in Ladbrokes slipped close to an all-time low after the bookmaker aborted its
latest effort to patch up its struggling online business by abandoning
acquisition talks with Sportingbet.
News of the U-turn which
followed a similar conclusion to talks to acquire another online gaming group,
888, in April is likely to heap further pressure on Ladbrokes boss
Richard Glynn, who joined the group in April 2010 with a brief to beef up the
company's digital offering.
Ladbrokes shares edged down 0.9p in a
rising market to 119.7p, meaning they now trade at a 24% discount to when Glynn
joined the company and have underperformed both the FTSE 250 and archrival
William Hill during that period.
Glynn said: "No [I don't feel under
any pressure]. I'd feel under increasing pressure if I thought I'd done a deal
that was wrong. We're a very tight board. We've determined this every step of
the way. We have absolute unanimity on purpose and unanimity on the decision
that we've made."
He declined to
provide odds on the chances of him still being at the company at the end of
what he terms "plan A", a programme to revamp the company's internet operations
organically, scheduled for completion by the middle of next year.
Analyst Simon French at broker Panmure Gordon said: "In essence it
sounds like it's back to plan A, which is £50m of investment in the
[online] division over two years. I think it's concerning that they continue to
enter talks with companies and then don't seem to be able to close out the
deal. It begs questions about whether other companies will be willing to enter
acquisition talks with them in the future."
However, the rationale
behind the aborted deal to provide Ladbrokes with much improved online
betting technology as well as an international business remains and
market watchers identified Unibet as another potential target. Glynn declined
Ladbrokes had been in talks with Sportingbet since June,
but the target's business in Turkey, where unlicensed gambling websites are
illegal, was seen by analysts as a stumbling block to a successful takeover.
That issue appeared to have been resolved in July, however, when Sportingbet
announced it was discussing selling its Turkey-facing site for an estimated
£100m to AIM-listed GVC Holdings.
But Glynn said: "We have been
unable to agree a structure which delivers increased shareholder value within

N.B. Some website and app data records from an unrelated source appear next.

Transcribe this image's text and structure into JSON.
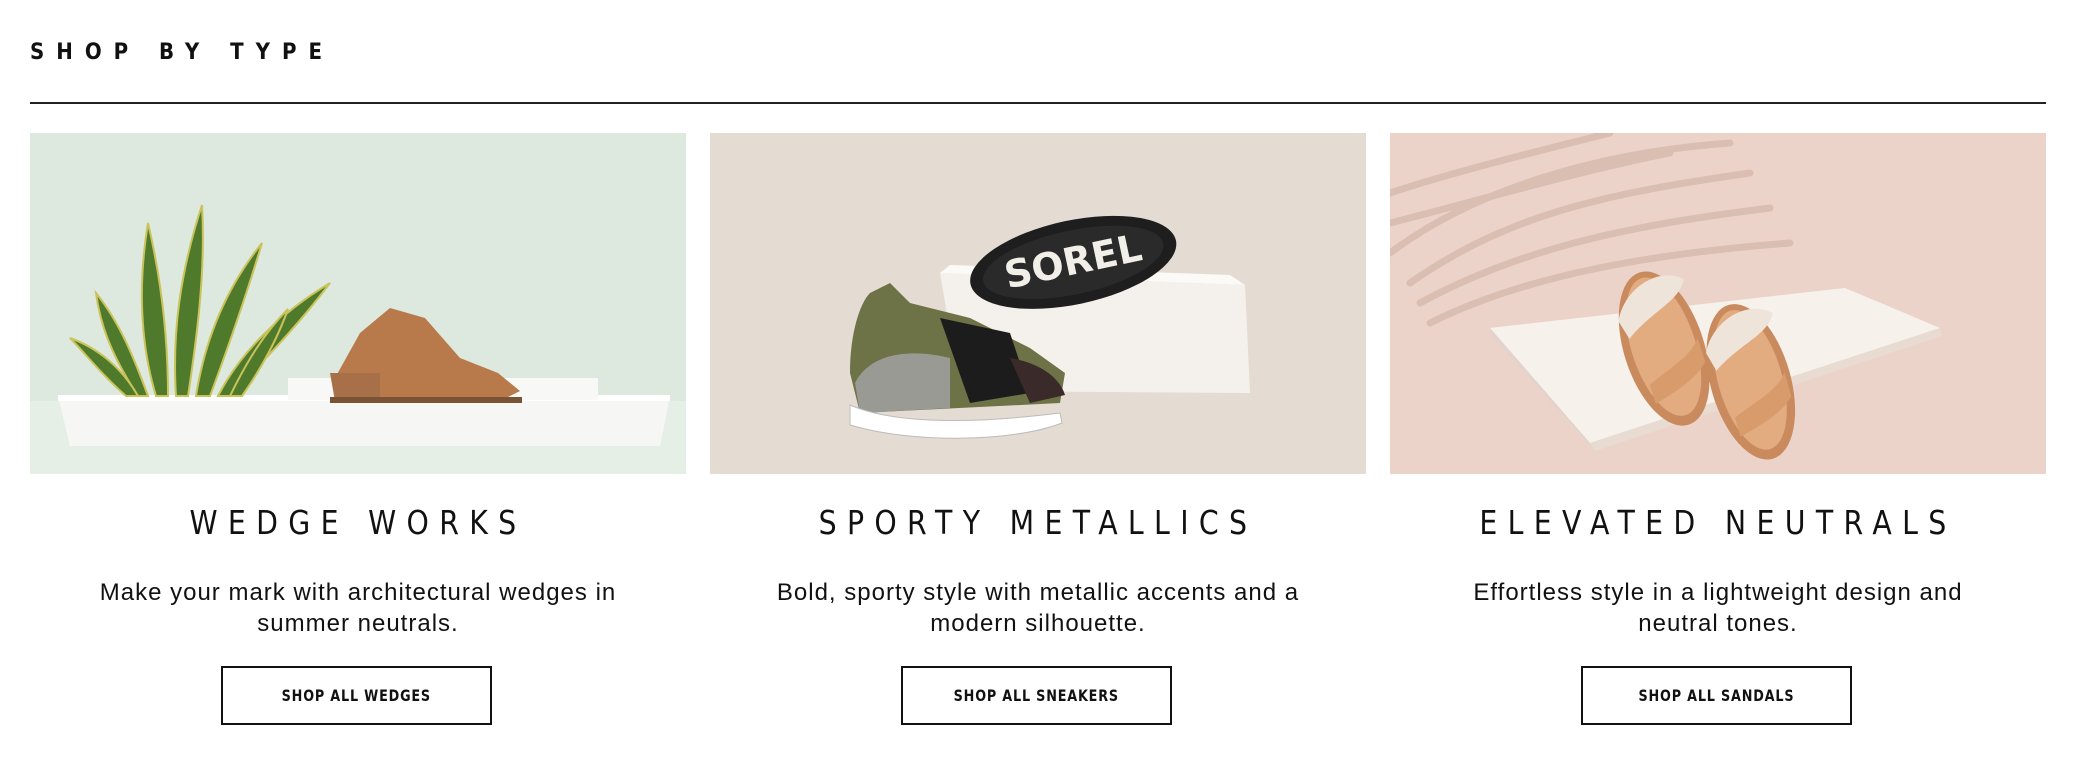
{
  "section": {
    "title": "SHOP BY TYPE"
  },
  "cards": [
    {
      "title": "WEDGE WORKS",
      "description": "Make your mark with architectural wedges in summer neutrals.",
      "button": "SHOP ALL WEDGES",
      "image": "wedge-sandal-with-plant-image",
      "bg_color": "#dde8de"
    },
    {
      "title": "SPORTY METALLICS",
      "description": "Bold, sporty style with metallic accents and a modern silhouette.",
      "button": "SHOP ALL SNEAKERS",
      "image": "metallic-sneakers-image",
      "bg_color": "#e4dcd3",
      "logo_text": "SOREL"
    },
    {
      "title": "ELEVATED NEUTRALS",
      "description": "Effortless style in a lightweight design and neutral tones.",
      "button": "SHOP ALL SANDALS",
      "image": "neutral-sandals-image",
      "bg_color": "#ecd3c9"
    }
  ]
}
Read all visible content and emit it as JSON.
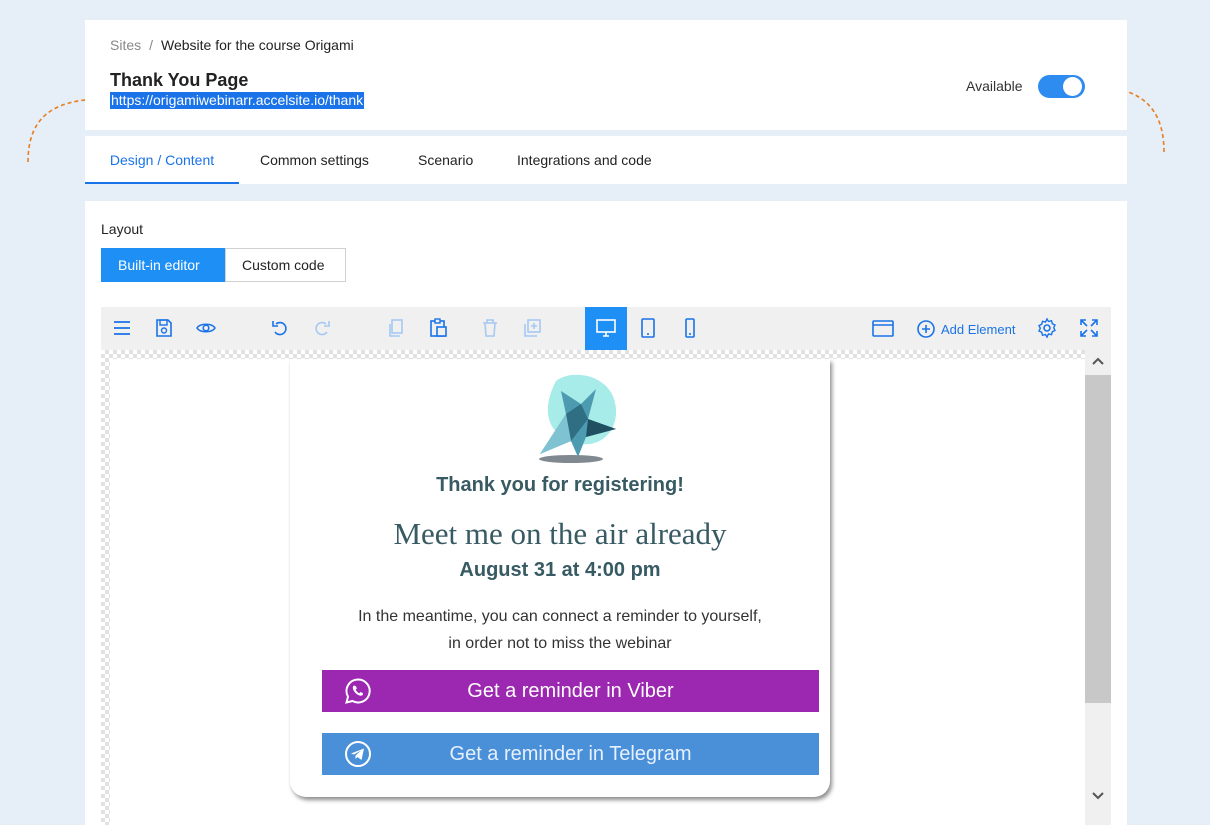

an acceptable regulatory environment".
Glynn pulled out of talks with
888 in April because of long-running differences in what each side thought the
business was worth.
One gaming analyst, who declined to be named, said:
"I suspect that Glynn will now be under pressure. There was always an issue
[with the Sportingbet deal] that was obvious to everybody. They have now spent
months to conclude that the obvious block cannot be avoided. He is yet to
deliver anything online and Ladbrokes shares are at an all-time low."
When Glynn joined the company last year he was handed a package that
meant if Ladbrokes' share price doubled over the next five years to
£2.97, he would collect £12m in stock. While that punt is looking
increasingly unlikely to pay out, the downside for Glynn, who earns a salary of
£580,000 a year, is limited. He currently holds just 268 Ladbrokes shares
which are worth slightly more than £320.
Sportingbet said its
talks with GVC continue, but its shares still slumped by more than 19% to 37p.
Despite the market expecting a Ladbrokes bid at around 70p-80p,
Sportingbet shares never rose above 60p during the talks, indicating that few
investors believed that a deal was a certainty.
Simon Davies, of broker
Collins Stewart, said: "Sportingbet's share price reflected a low probability
of success, but this is undoubtedly disappointing. We now expect it to sell its
Turkish operations; bringing in around £80m over several years, and
reducing regulatory risk. It comes at a price with circa £28m
knocked off full-year 2012 ebitda [earnings before interest tax depreciation
and amortisation] and earnings per share diluted by around 50%. We think the
reduction in risk will drive a positive response, increasing the attractions
for other potential bidders, such as bwin.party or Betfair."